[Data about app and page elements]
= Beginning of Section =

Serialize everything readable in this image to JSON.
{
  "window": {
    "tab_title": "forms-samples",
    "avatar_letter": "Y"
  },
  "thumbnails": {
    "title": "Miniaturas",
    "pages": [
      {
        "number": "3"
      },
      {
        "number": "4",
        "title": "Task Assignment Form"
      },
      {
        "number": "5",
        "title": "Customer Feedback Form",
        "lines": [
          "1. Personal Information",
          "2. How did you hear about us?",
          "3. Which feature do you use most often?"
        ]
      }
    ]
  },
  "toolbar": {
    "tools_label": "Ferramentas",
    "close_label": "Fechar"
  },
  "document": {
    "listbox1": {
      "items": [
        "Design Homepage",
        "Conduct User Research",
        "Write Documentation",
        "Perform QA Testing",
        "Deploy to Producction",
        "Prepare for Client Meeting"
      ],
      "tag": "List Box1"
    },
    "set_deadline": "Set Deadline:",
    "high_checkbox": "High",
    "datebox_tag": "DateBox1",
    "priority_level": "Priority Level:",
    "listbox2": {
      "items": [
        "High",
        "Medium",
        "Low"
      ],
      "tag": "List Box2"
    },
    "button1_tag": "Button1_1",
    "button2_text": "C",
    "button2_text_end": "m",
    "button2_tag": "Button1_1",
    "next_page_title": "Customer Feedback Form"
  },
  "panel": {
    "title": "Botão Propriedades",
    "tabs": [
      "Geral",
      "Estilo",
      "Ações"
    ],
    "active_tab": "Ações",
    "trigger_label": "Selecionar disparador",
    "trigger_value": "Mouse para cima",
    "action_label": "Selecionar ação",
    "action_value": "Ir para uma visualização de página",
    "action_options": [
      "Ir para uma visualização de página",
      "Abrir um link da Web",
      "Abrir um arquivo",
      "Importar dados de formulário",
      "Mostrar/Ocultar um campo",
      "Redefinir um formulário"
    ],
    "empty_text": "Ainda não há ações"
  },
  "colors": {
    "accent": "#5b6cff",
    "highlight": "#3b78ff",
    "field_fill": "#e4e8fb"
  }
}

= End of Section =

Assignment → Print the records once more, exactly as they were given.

Answer section →
Serialize everything readable in this image to JSON.
{
  "window": {
    "tab_title": "forms-samples",
    "avatar_letter": "Y"
  },
  "thumbnails": {
    "title": "Miniaturas",
    "pages": [
      {
        "number": "3"
      },
      {
        "number": "4",
        "title": "Task Assignment Form"
      },
      {
        "number": "5",
        "title": "Customer Feedback Form",
        "lines": [
          "1. Personal Information",
          "2. How did you hear about us?",
          "3. Which feature do you use most often?"
        ]
      }
    ]
  },
  "toolbar": {
    "tools_label": "Ferramentas",
    "close_label": "Fechar"
  },
  "document": {
    "listbox1": {
      "items": [
        "Design Homepage",
        "Conduct User Research",
        "Write Documentation",
        "Perform QA Testing",
        "Deploy to Producction",
        "Prepare for Client Meeting"
      ],
      "tag": "List Box1"
    },
    "set_deadline": "Set Deadline:",
    "high_checkbox": "High",
    "datebox_tag": "DateBox1",
    "priority_level": "Priority Level:",
    "listbox2": {
      "items": [
        "High",
        "Medium",
        "Low"
      ],
      "tag": "List Box2"
    },
    "button1_tag": "Button1_1",
    "button2_text": "C",
    "button2_text_end": "m",
    "button2_tag": "Button1_1",
    "next_page_title": "Customer Feedback Form"
  },
  "panel": {
    "title": "Botão Propriedades",
    "tabs": [
      "Geral",
      "Estilo",
      "Ações"
    ],
    "active_tab": "Ações",
    "trigger_label": "Selecionar disparador",
    "trigger_value": "Mouse para cima",
    "action_label": "Selecionar ação",
    "action_value": "Ir para uma visualização de página",
    "action_options": [
      "Ir para uma visualização de página",
      "Abrir um link da Web",
      "Abrir um arquivo",
      "Importar dados de formulário",
      "Mostrar/Ocultar um campo",
      "Redefinir um formulário"
    ],
    "empty_text": "Ainda não há ações"
  },
  "colors": {
    "accent": "#5b6cff",
    "highlight": "#3b78ff",
    "field_fill": "#e4e8fb"
  }
}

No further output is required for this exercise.